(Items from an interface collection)
+---+
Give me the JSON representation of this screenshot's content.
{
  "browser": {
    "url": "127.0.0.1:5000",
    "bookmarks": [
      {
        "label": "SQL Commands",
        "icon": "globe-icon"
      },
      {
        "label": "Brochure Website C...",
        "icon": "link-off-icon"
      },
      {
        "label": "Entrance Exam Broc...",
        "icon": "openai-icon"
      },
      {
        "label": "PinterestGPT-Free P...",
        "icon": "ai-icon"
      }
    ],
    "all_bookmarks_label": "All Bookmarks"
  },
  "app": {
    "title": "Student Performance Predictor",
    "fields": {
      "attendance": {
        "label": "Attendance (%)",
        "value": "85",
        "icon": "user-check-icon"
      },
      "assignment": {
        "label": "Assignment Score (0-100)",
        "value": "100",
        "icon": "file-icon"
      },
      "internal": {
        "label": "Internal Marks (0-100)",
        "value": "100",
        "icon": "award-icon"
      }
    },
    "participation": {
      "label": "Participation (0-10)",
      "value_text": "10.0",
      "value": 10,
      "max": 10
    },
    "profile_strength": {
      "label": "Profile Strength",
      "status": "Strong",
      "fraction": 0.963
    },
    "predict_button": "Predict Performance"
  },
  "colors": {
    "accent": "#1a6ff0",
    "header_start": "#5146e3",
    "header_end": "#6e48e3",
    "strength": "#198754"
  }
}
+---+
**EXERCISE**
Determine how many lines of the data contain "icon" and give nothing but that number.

**COMPLETED TASK**
7